(Source information begins)

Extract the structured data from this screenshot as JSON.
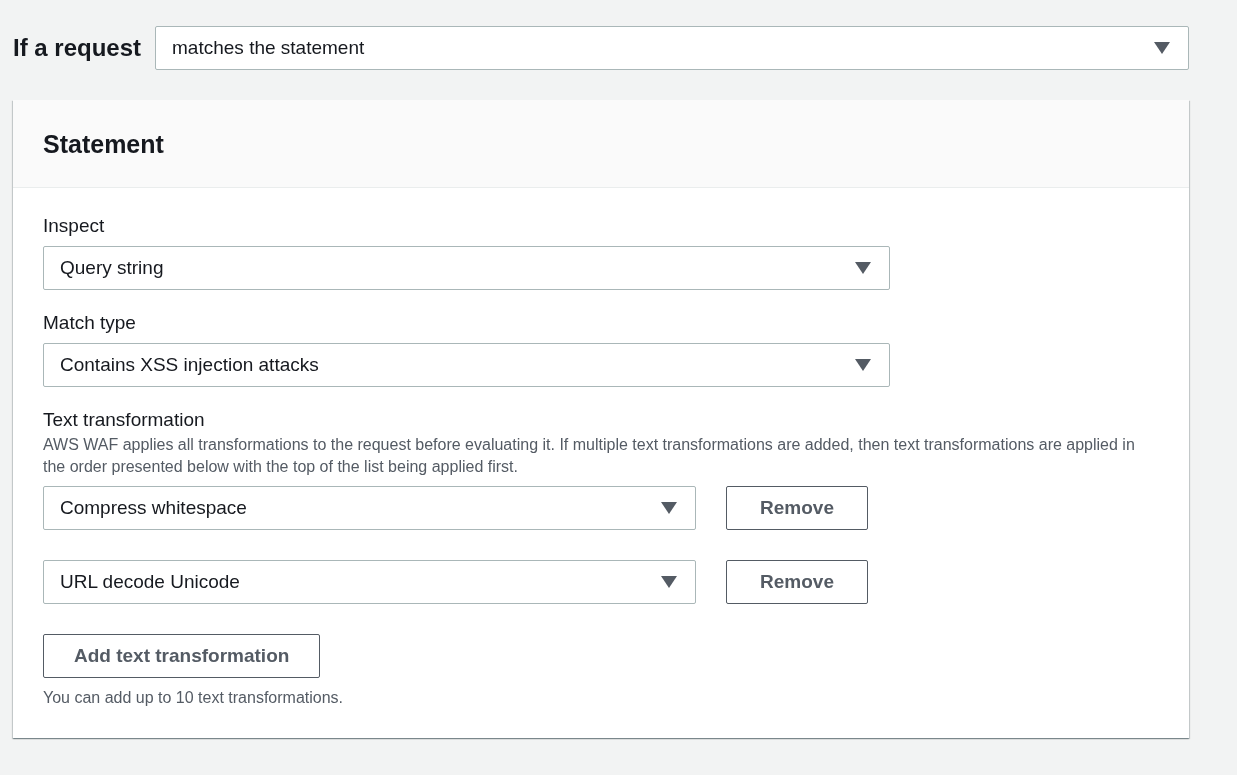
{
  "condition": {
    "label": "If a request",
    "value": "matches the statement"
  },
  "statement": {
    "title": "Statement",
    "fields": [
      {
        "label": "Inspect",
        "value": "Query string"
      },
      {
        "label": "Match type",
        "value": "Contains XSS injection attacks"
      }
    ],
    "text_transformation": {
      "label": "Text transformation",
      "description": "AWS WAF applies all transformations to the request before evaluating it. If multiple text transformations are added, then text transformations are applied in the order presented below with the top of the list being applied first.",
      "transformations": [
        {
          "value": "Compress whitespace",
          "remove_label": "Remove"
        },
        {
          "value": "URL decode Unicode",
          "remove_label": "Remove"
        }
      ],
      "add_button": "Add text transformation",
      "hint": "You can add up to 10 text transformations."
    }
  }
}
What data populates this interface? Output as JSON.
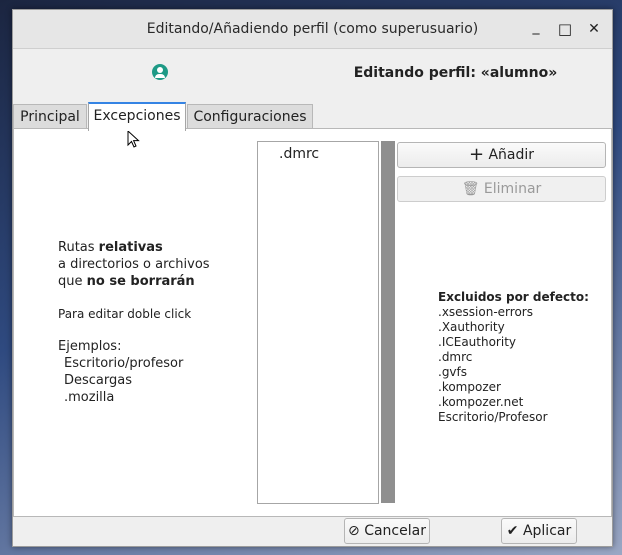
{
  "window": {
    "title": "Editando/Añadiendo perfil (como superusuario)",
    "minimize": "_",
    "maximize": "□",
    "close": "✕"
  },
  "header": {
    "title": "Editando perfil: «alumno»",
    "icon": "user-account-icon"
  },
  "tabs": [
    {
      "label": "Principal"
    },
    {
      "label": "Excepciones"
    },
    {
      "label": "Configuraciones"
    }
  ],
  "info": {
    "l1_a": "Rutas ",
    "l1_b": "relativas",
    "l2": "a directorios o archivos",
    "l3_a": "que ",
    "l3_b": "no se borrarán",
    "hint": "Para editar doble click",
    "examples_title": "Ejemplos:",
    "examples": [
      "Escritorio/profesor",
      "Descargas",
      ".mozilla"
    ]
  },
  "list": {
    "items": [
      ".dmrc"
    ]
  },
  "buttons": {
    "add": "Añadir",
    "remove": "Eliminar",
    "cancel": "Cancelar",
    "apply": "Aplicar"
  },
  "defaults": {
    "title": "Excluidos por defecto:",
    "items": [
      ".xsession-errors",
      ".Xauthority",
      ".ICEauthority",
      ".dmrc",
      ".gvfs",
      ".kompozer",
      ".kompozer.net",
      "Escritorio/Profesor"
    ]
  }
}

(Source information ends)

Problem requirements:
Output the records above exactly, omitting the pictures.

Your response:
Extract the structured data from this screenshot as JSON.
{
  "condition": {
    "label": "If a request",
    "value": "matches the statement"
  },
  "statement": {
    "title": "Statement",
    "fields": [
      {
        "label": "Inspect",
        "value": "Query string"
      },
      {
        "label": "Match type",
        "value": "Contains XSS injection attacks"
      }
    ],
    "text_transformation": {
      "label": "Text transformation",
      "description": "AWS WAF applies all transformations to the request before evaluating it. If multiple text transformations are added, then text transformations are applied in the order presented below with the top of the list being applied first.",
      "transformations": [
        {
          "value": "Compress whitespace",
          "remove_label": "Remove"
        },
        {
          "value": "URL decode Unicode",
          "remove_label": "Remove"
        }
      ],
      "add_button": "Add text transformation",
      "hint": "You can add up to 10 text transformations."
    }
  }
}
What data populates this interface? Output as JSON.
{
  "window": {
    "title": "Editando/Añadiendo perfil (como superusuario)",
    "minimize": "_",
    "maximize": "□",
    "close": "✕"
  },
  "header": {
    "title": "Editando perfil: «alumno»",
    "icon": "user-account-icon"
  },
  "tabs": [
    {
      "label": "Principal"
    },
    {
      "label": "Excepciones"
    },
    {
      "label": "Configuraciones"
    }
  ],
  "info": {
    "l1_a": "Rutas ",
    "l1_b": "relativas",
    "l2": "a directorios o archivos",
    "l3_a": "que ",
    "l3_b": "no se borrarán",
    "hint": "Para editar doble click",
    "examples_title": "Ejemplos:",
    "examples": [
      "Escritorio/profesor",
      "Descargas",
      ".mozilla"
    ]
  },
  "list": {
    "items": [
      ".dmrc"
    ]
  },
  "buttons": {
    "add": "Añadir",
    "remove": "Eliminar",
    "cancel": "Cancelar",
    "apply": "Aplicar"
  },
  "defaults": {
    "title": "Excluidos por defecto:",
    "items": [
      ".xsession-errors",
      ".Xauthority",
      ".ICEauthority",
      ".dmrc",
      ".gvfs",
      ".kompozer",
      ".kompozer.net",
      "Escritorio/Profesor"
    ]
  }
}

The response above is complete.